I've worked with Teensy before and I've reviewed the great stuff available for audio projects. I want to add digital EQ to allow adjusting the system to a hearing profile, along with providing other digital enhancements. It looks like 7 channels of EQ are available and that should suffice. I need advice about latency, however. Is the Teensy (with the audio adapter) going to be fast enough to avoid noticeable latency? In other words, it's confusing to see a speaker forming words and hearing those words with noticeable latency.

Thanks.
I am very interested in one of those. I too have age related hearing problems.
 
Hi!

I'm associated with the "Tympan" project, which is what was referenced in one of the links above. Our mission is to produce an open platform for developing algorithms for hearing aid research, a platform that is approachable by nontraditional hearing aid researchers (ie, individual people with a strong interest).

Yes, the Tympan hardware moved from Teensy 3.6 to Teensy 4.1 quite a while ago. Unfortunately, now our problem is that our Bluetooth unit went EOL and is now unavailable. Annoying. We're now swapping to another BT unit, but it's gonna take a bit more time to re-engineer and validate the system.

But, the software portion of our system -- the hearing aid algorithms -- might still be interesting to you. The library has filter banks and dynamic range compressors and other fundamental building blocks of hearing aid processing. So, it might interest you.


The Tympan Library is an extension of the Teensy Audio library, with the major difference being that the Tympan library uses floating point math instead of the fixed-point math used in the Teensy Audio Library. We were able to make this choice because the Teensy 3.5 and higher all do floating point natively. The Tympan is a Teensy 4.1 along with an audio codec and a few other secondary hardware features (like Bluetooth). You can, however, use the algorithms in the library with a regular Teensy plus the teensy audio board, as long as your sketch doesn't try to access any of the other Tympan-specifc hardware features (ie, from the Tympan example sketches, you'd strip out the references to the Tympan class, which is how one accesses the Tympan-specific hardware).

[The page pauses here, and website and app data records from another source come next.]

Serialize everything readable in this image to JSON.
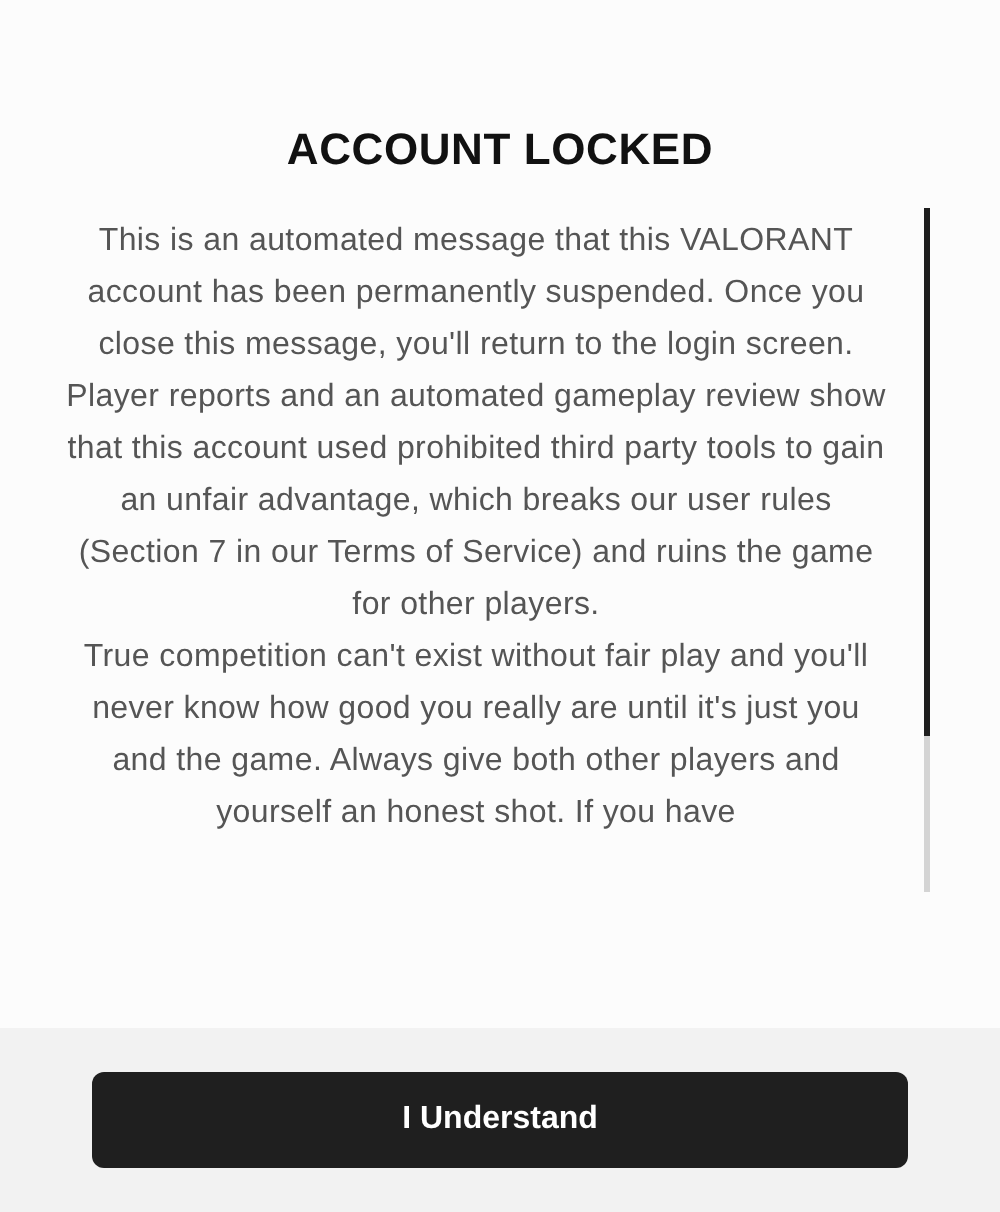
{
  "dialog": {
    "title": "ACCOUNT LOCKED",
    "paragraphs": [
      "This is an automated message that this VALORANT account has been permanently suspended. Once you close this message, you'll return to the login screen.",
      "Player reports and an automated gameplay review show that this account used prohibited third party tools to gain an unfair advantage, which breaks our user rules (Section 7 in our Terms of Service) and ruins the game for other players.",
      "True competition can't exist without fair play and you'll never know how good you really are until it's just you and the game. Always give both other players and yourself an honest shot. If you have"
    ],
    "button": "I Understand"
  }
}
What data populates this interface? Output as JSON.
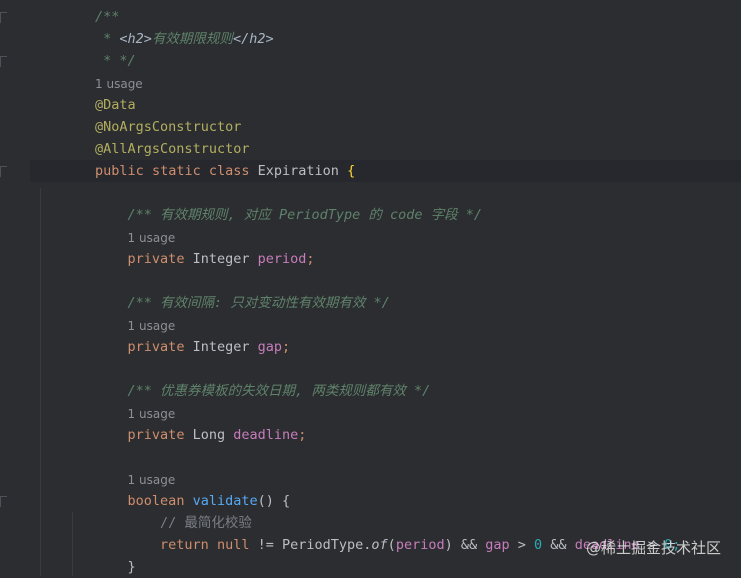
{
  "editor": {
    "usage_label": "1 usage",
    "doc_open": "/**",
    "doc_star": " * ",
    "doc_tag_open": "<h2>",
    "doc_title": "有效期限规则",
    "doc_tag_close": "</h2>",
    "doc_close": " * */",
    "ann_data": "@Data",
    "ann_noargs": "@NoArgsConstructor",
    "ann_allargs": "@AllArgsConstructor",
    "class_kw_public": "public",
    "class_kw_static": "static",
    "class_kw_class": "class",
    "class_name": "Expiration",
    "open_brace": "{",
    "period_doc": "/** 有效期规则, 对应 PeriodType 的 code 字段 */",
    "period_kw": "private",
    "period_type": "Integer",
    "period_name": "period",
    "gap_doc": "/** 有效间隔: 只对变动性有效期有效 */",
    "gap_kw": "private",
    "gap_type": "Integer",
    "gap_name": "gap",
    "deadline_doc": "/** 优惠券模板的失效日期, 两类规则都有效 */",
    "deadline_kw": "private",
    "deadline_type": "Long",
    "deadline_name": "deadline",
    "validate_type": "boolean",
    "validate_name": "validate",
    "validate_rest": "() {",
    "validate_comment": "// 最简化校验",
    "ret_kw": "return",
    "ret_null": "null",
    "ret_ne": " != ",
    "ret_cls": "PeriodType.",
    "ret_of": "of",
    "ret_paren_open": "(",
    "ret_period": "period",
    "ret_paren_close": ")",
    "ret_and1": " && ",
    "ret_gap": "gap",
    "ret_gt1": " > ",
    "ret_zero": "0",
    "ret_and2": " && ",
    "ret_deadline": "deadline",
    "ret_gt2": " > ",
    "ret_tail": "0;",
    "close_brace": "}"
  },
  "watermark": "@稀土掘金技术社区"
}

Relevant to your question of latency, most of the literature says that a hearing instrument should keep the latency below 10 msec. As said above, the default Teensy Audio library has a software latency of 2*128/44100 = 0.0058 sec (ie 5.8 msec) and a hardware latency of something like 10-40 samples, which is another 0.2-0.5 msec. So, relative to the 10msec target, you're doing fine.

If you wanted shorter latency, you have to shorten the audio blocks from the default 128 points. You can do this in the Teensy library, but it's a bit of a pain. By contrast, the Tympan Library let's you change the audio block size right there in your sketch. Either way, if you shrink the block size from the Teensy/Tympan default of 128 to a smaller value like 16, you would reduce your latency by 2*(128-16)/44100 = 5 msec. That's a nice improvement!

As long as you're not doing FFT-based audio processing, however, the default Teensy latency is already less than 10 msec, so I wouldn't worry too much about latency.

Chip
 
Last edited:
What great information! The Tympan Library looks amazing, and is a massive time saver when it comes to coding/debugging. I figured I'd be at that for a long while and that would have been just the basics. I'll definitely be back with more questions, and I'll open source the whole thing and post progress as I go. For those who are interested, my testing so far demonstrates bone conduction works quite well even for a situation where there is intact conductive hearing. The ear canal can remain fully open and function normally (unlike a typical hearing aid) and the transducer can add amplification and high end frequencies into the mix (allowing for clear consonants and increased speech intelligibility).
 
Back
Top